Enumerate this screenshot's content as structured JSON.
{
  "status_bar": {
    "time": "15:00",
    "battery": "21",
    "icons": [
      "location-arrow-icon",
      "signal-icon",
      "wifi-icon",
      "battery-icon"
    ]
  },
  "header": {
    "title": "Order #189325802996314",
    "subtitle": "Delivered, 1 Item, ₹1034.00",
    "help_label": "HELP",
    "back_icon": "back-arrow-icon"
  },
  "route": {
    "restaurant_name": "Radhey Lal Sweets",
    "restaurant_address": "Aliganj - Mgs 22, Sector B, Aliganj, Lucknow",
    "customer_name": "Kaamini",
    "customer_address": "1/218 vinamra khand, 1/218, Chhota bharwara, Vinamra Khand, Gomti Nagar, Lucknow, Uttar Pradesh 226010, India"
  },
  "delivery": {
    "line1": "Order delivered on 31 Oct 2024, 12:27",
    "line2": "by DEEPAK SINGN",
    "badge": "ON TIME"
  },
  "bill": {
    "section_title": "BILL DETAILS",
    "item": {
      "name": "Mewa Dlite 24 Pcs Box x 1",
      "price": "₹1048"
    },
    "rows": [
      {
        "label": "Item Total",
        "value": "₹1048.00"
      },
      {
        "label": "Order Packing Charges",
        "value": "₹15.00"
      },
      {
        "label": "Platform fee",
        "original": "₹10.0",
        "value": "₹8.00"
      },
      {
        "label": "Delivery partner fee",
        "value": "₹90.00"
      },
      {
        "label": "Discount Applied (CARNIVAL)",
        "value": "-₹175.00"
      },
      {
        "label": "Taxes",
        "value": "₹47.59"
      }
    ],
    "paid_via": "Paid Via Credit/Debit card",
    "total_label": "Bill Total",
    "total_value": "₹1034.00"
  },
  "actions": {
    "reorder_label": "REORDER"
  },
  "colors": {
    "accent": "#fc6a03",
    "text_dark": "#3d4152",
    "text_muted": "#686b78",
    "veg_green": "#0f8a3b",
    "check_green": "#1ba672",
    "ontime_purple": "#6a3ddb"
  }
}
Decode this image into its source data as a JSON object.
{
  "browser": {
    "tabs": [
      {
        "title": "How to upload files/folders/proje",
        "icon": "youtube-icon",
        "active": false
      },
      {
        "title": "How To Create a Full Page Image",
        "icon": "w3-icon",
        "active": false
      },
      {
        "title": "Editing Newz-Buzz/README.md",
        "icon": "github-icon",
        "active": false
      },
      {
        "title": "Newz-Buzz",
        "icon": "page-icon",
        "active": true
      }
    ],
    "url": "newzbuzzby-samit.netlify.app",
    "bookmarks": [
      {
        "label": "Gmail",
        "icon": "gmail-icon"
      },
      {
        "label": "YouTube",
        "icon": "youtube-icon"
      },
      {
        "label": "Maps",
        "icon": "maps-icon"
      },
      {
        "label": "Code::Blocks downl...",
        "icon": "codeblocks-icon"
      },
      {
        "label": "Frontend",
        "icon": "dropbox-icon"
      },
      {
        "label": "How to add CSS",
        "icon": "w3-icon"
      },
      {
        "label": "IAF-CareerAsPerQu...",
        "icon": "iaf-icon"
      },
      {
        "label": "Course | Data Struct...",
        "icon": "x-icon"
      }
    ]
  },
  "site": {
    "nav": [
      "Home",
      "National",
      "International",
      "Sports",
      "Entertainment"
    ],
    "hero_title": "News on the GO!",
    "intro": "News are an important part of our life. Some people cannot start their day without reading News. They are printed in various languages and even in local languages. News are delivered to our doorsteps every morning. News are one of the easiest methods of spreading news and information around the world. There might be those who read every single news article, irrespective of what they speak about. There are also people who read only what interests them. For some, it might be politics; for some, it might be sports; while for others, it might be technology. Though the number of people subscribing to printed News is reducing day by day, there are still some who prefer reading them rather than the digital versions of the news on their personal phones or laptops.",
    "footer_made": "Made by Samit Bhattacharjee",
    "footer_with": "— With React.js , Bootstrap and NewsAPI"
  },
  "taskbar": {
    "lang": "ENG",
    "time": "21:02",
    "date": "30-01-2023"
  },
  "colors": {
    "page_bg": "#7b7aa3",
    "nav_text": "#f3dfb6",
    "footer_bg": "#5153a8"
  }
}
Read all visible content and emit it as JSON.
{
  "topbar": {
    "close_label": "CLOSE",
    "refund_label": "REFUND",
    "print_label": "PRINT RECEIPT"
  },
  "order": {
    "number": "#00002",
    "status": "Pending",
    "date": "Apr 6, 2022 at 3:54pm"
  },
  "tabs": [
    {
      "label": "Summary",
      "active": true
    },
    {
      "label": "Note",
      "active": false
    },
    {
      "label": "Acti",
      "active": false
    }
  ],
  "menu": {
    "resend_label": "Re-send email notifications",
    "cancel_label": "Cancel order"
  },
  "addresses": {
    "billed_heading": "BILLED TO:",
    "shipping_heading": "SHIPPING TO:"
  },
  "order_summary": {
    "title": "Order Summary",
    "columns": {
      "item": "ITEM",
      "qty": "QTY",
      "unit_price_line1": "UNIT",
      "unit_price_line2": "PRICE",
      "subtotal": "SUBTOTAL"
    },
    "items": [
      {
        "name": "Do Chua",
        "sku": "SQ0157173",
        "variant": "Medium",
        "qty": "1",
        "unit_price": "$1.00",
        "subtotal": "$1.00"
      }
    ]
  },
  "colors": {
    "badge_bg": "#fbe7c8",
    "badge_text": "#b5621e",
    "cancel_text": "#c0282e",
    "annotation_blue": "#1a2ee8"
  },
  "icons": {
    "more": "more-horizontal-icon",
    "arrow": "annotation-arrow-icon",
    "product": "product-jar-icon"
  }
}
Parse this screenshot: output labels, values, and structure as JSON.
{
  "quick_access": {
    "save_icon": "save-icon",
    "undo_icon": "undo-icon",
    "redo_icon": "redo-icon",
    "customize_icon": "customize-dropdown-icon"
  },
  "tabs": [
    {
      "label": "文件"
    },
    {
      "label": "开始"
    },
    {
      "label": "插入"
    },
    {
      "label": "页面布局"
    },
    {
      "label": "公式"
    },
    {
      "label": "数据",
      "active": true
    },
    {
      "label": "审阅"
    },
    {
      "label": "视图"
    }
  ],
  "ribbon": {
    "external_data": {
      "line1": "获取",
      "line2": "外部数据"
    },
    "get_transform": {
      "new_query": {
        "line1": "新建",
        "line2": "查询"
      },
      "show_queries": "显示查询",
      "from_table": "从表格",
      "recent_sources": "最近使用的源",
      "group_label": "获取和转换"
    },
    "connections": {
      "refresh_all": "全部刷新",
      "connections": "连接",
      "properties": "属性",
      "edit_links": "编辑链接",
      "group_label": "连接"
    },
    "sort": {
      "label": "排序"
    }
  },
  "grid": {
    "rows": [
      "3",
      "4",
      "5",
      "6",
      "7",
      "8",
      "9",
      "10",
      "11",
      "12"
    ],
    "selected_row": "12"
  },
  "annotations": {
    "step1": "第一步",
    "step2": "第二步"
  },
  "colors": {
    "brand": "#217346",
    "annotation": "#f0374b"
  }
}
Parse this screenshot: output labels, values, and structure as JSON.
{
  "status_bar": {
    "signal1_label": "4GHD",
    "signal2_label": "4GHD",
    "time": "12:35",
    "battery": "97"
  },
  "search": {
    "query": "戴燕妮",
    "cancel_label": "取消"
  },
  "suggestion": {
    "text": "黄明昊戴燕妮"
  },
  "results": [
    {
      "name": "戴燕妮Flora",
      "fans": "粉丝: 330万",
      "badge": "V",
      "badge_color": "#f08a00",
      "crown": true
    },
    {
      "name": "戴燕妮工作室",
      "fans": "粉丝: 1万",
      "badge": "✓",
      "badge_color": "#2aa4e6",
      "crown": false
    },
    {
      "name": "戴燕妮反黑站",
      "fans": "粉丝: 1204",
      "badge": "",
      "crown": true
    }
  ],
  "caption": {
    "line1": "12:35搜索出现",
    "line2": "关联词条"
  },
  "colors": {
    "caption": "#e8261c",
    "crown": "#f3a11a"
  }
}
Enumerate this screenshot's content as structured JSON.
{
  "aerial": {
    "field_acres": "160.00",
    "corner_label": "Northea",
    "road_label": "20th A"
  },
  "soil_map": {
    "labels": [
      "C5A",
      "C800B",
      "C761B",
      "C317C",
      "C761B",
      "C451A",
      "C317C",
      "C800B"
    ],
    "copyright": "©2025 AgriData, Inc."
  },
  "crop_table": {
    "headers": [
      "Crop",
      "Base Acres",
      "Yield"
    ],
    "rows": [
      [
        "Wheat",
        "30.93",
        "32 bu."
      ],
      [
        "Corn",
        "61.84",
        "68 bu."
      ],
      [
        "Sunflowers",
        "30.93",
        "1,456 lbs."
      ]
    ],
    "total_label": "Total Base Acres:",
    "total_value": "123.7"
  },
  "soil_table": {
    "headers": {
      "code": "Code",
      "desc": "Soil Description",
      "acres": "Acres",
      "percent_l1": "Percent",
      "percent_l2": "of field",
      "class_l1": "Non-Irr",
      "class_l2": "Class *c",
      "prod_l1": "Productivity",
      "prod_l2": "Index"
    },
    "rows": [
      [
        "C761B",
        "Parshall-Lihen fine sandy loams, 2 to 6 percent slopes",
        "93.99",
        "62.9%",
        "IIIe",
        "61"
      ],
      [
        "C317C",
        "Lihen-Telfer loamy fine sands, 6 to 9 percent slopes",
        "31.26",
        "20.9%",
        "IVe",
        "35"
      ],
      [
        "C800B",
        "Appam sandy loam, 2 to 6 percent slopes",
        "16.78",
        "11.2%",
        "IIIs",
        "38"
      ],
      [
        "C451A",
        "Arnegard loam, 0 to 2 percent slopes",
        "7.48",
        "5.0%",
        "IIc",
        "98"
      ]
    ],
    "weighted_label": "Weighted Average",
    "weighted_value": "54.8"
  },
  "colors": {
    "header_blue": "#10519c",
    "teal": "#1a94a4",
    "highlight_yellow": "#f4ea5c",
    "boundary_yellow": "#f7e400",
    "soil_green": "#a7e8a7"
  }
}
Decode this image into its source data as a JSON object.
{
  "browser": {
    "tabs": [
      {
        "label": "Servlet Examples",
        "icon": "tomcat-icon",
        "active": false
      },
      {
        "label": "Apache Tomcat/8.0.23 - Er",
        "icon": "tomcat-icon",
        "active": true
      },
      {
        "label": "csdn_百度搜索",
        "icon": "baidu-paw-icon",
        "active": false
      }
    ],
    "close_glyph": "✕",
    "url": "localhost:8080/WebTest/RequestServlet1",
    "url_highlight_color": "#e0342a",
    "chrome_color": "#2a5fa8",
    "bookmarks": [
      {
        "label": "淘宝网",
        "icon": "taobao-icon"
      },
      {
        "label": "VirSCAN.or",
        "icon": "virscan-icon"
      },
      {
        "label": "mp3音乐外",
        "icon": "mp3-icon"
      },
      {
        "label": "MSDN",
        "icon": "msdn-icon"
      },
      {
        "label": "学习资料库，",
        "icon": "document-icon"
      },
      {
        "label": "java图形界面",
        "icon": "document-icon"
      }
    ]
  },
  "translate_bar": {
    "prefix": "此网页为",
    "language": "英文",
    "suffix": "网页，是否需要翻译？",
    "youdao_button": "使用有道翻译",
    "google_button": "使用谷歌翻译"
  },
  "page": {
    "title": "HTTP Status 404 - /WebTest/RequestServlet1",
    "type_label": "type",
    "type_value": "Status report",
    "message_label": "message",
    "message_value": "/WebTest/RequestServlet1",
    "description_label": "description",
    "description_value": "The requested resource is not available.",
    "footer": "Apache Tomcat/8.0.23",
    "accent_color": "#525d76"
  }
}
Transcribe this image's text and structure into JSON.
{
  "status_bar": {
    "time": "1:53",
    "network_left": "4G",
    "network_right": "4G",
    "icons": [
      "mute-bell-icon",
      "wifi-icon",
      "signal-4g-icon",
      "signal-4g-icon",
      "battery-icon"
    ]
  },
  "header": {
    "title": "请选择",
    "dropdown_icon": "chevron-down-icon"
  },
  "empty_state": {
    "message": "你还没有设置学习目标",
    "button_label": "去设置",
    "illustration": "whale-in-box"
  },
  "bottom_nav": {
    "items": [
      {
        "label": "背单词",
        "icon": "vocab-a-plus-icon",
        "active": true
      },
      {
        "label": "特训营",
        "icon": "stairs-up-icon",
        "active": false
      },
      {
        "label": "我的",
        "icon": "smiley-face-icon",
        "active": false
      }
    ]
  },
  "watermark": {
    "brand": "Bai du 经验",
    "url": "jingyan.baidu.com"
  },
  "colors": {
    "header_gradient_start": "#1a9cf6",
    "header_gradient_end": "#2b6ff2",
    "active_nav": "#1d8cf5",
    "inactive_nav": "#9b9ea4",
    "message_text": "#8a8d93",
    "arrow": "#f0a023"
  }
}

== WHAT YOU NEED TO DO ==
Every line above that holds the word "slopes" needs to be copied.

== EXERCISE OUTPUT ==
        "Parshall-Lihen fine sandy loams, 2 to 6 percent slopes",
        "Lihen-Telfer loamy fine sands, 6 to 9 percent slopes",
        "Appam sandy loam, 2 to 6 percent slopes",
        "Arnegard loam, 0 to 2 percent slopes",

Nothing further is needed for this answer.